yourself, though from a different the age of forty-five. I likewis: cause. My uncle is ill, and the spoke of the eldest miss Vernon as faculty say he is not long for this a young woman, who, from the little world. I have the tenderest affec- I had seen of her, seemed to comtion for the good man, and shall prise all my ideas of female excelconsider the independent fortune he lence. I stayed but ten days with will leave me by no means an equi- Mr. Vernon ; for his 'manners were valent for his loss. I have informed so disgusting, that it was really a him I was writing to you ; and he pain to be in his company. For, desires to give you a piece of advice absorbed as he is in calculations from himself. I am not,' said he, and economical pursuits, my pre
fond of young men's going to In- sence was a 'visible constraint' upon dia; I have observed but few return him. I, however, paid constant with the same amiable dispositions visits to his lovely sisters, who every they possessed on leaving their native day won upon my esteem, as every country. Whether it be the company day convinced me more and more of they fall in with, the nature of their their worth. employment, or the customs of the You
are now prepared for what country that corrupt them, I cannot is to follow. I offered my hand and determine: but I hope your friend heart to miss Vernon, an- accepted, will guard against the corruption, and obtained a promise that she be it what it may, and prove an ex

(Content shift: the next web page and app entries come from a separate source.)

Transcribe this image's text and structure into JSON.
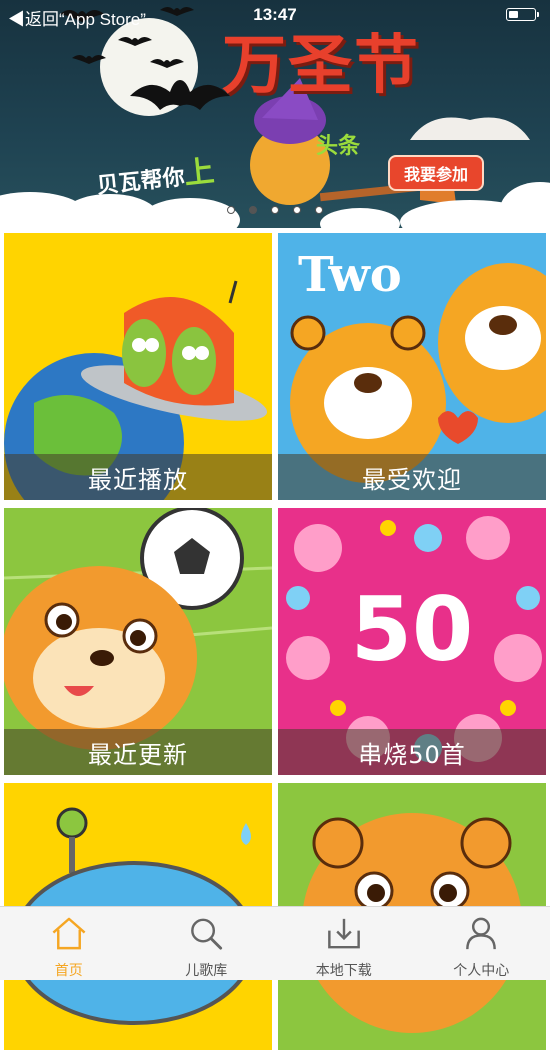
{
  "status_bar": {
    "back_label": "◀返回“App Store”",
    "time": "13:47"
  },
  "banner": {
    "title": "万圣节",
    "slogan_prefix": "贝瓦帮你",
    "slogan_big": "上",
    "slogan_suffix": "头条",
    "join_button": "我要参加",
    "page_dots_total": 5,
    "page_dots_active": 1
  },
  "tiles": [
    {
      "label": "最近播放"
    },
    {
      "label": "最受欢迎"
    },
    {
      "label": "最近更新"
    },
    {
      "label": "串烧50首"
    },
    {
      "label": ""
    },
    {
      "label": ""
    }
  ],
  "tile_art_text": {
    "two": "Two",
    "fifty": "50"
  },
  "tabbar": [
    {
      "label": "首页",
      "icon": "home-icon",
      "active": true
    },
    {
      "label": "儿歌库",
      "icon": "search-icon",
      "active": false
    },
    {
      "label": "本地下载",
      "icon": "download-icon",
      "active": false
    },
    {
      "label": "个人中心",
      "icon": "person-icon",
      "active": false
    }
  ],
  "colors": {
    "accent": "#f5a623",
    "banner_red": "#e8402c",
    "tile_yellow": "#ffd400",
    "tile_blue": "#4fb3e8",
    "tile_green": "#8cc63f",
    "tile_pink": "#e8308a"
  }
}
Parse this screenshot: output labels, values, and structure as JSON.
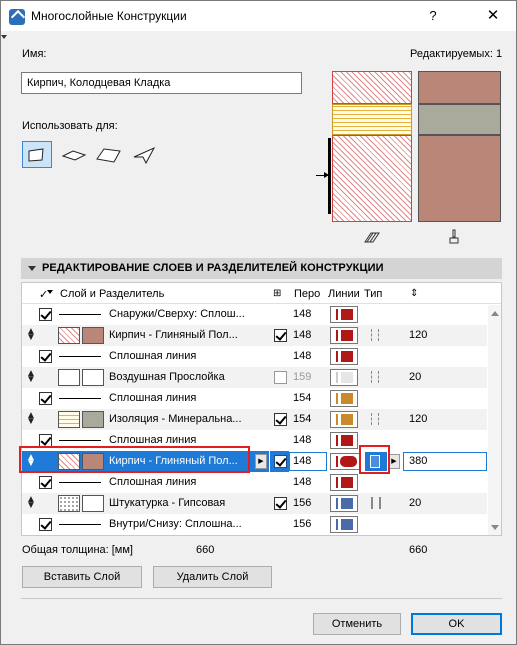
{
  "window": {
    "title": "Многослойные Конструкции",
    "help": "?",
    "close": "✕"
  },
  "name_label": "Имя:",
  "editable_label": "Редактируемых: 1",
  "name_value": "Кирпич, Колодцевая Кладка",
  "use_for_label": "Использовать для:",
  "use_for_icons": [
    "wall-icon",
    "slab-icon",
    "roof-icon",
    "shell-icon"
  ],
  "section_title": "РЕДАКТИРОВАНИЕ СЛОЕВ И РАЗДЕЛИТЕЛЕЙ КОНСТРУКЦИИ",
  "columns": {
    "layer": "Слой и Разделитель",
    "pen": "Перо",
    "lines": "Линии",
    "type": "Тип"
  },
  "rows": [
    {
      "kind": "line",
      "label": "Снаружи/Сверху: Сплош...",
      "pen": "148",
      "line_color": "#b01818"
    },
    {
      "kind": "layer",
      "label": "Кирпич - Глиняный Пол...",
      "pen": "148",
      "line_color": "#b01818",
      "type": "dash",
      "thick": "120",
      "swatch": "brick"
    },
    {
      "kind": "line",
      "label": "Сплошная линия",
      "pen": "148",
      "line_color": "#b01818"
    },
    {
      "kind": "layer",
      "label": "Воздушная Прослойка",
      "pen": "159",
      "line_color": "#dddddd",
      "type": "dash",
      "thick": "20",
      "swatch": "air"
    },
    {
      "kind": "line",
      "label": "Сплошная линия",
      "pen": "154",
      "line_color": "#c88a2a"
    },
    {
      "kind": "layer",
      "label": "Изоляция - Минеральна...",
      "pen": "154",
      "line_color": "#c88a2a",
      "type": "dash",
      "thick": "120",
      "swatch": "insulation"
    },
    {
      "kind": "line",
      "label": "Сплошная линия",
      "pen": "148",
      "line_color": "#b01818"
    },
    {
      "kind": "layer",
      "label": "Кирпич - Глиняный Пол...",
      "pen": "148",
      "line_color": "#b01818",
      "type": "selected",
      "thick": "380",
      "swatch": "brick",
      "selected": true
    },
    {
      "kind": "line",
      "label": "Сплошная линия",
      "pen": "148",
      "line_color": "#b01818"
    },
    {
      "kind": "layer",
      "label": "Штукатурка - Гипсовая",
      "pen": "156",
      "line_color": "#4a6aa8",
      "type": "solid",
      "thick": "20",
      "swatch": "plaster"
    },
    {
      "kind": "line",
      "label": "Внутри/Снизу: Сплошна...",
      "pen": "156",
      "line_color": "#4a6aa8"
    }
  ],
  "total_label": "Общая толщина: [мм]",
  "total_value_1": "660",
  "total_value_2": "660",
  "buttons": {
    "insert": "Вставить Слой",
    "delete": "Удалить Слой",
    "cancel": "Отменить",
    "ok": "OK"
  }
}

would be mine at the end of twelve ception to my observation.' Permit months. I urged, as you may supme, Charles, to enforce this advice pose, an earlier day, as, at my time of my uncle ; for I have made the of life, there is no time to lose; but same observation in many instances. in vain, the urging it gave her une I suppose you will write to colonel easiness. Nor can I blame her. Ambrose, and I trust I need not No prudent woman would marry on add to your friend Johnson, very so short an acquaintance. often: I will be punctual in my an Although this lovely woman has swers. Heaven prosper you! and I accepted my offer, yet I discover a hope you will drink deep of the dejection in her that alarms me, and waters of Lethe, but not so deep makes me fear I do not possess her as to forget your faithful friend, heart with that entire affection I hope John JOHNSON, for in a wife. And how can I ex.
pect, I sometimes say to myself, to LETTER XIV.
possess the affections of so young a woman? Can she marry
any conColonel Ambrose to Mrs. Lucy Am- sideration but interest a man old brose.
enough to be her father ? - But a
truce with these reflections; I proMy dear sister begins to wonder ceed to the main purport of my at not seeing me ere this; but I de- letter. ferred my visit, or letter, until I was I have taken a house at Windsor; come to some determination as to but the present occupier does not my future plans. I informed you quit till Christmas. I have therein my last that it was my intention fore resolved on continuing in my to marry, if I could meet with a wo present lodgings in Portland-place man every way suited to my taste. If till next spring, when I hope to I had not been rather difficult in my settle myself and charming wife in choice, I had not been a bachelor at my new house.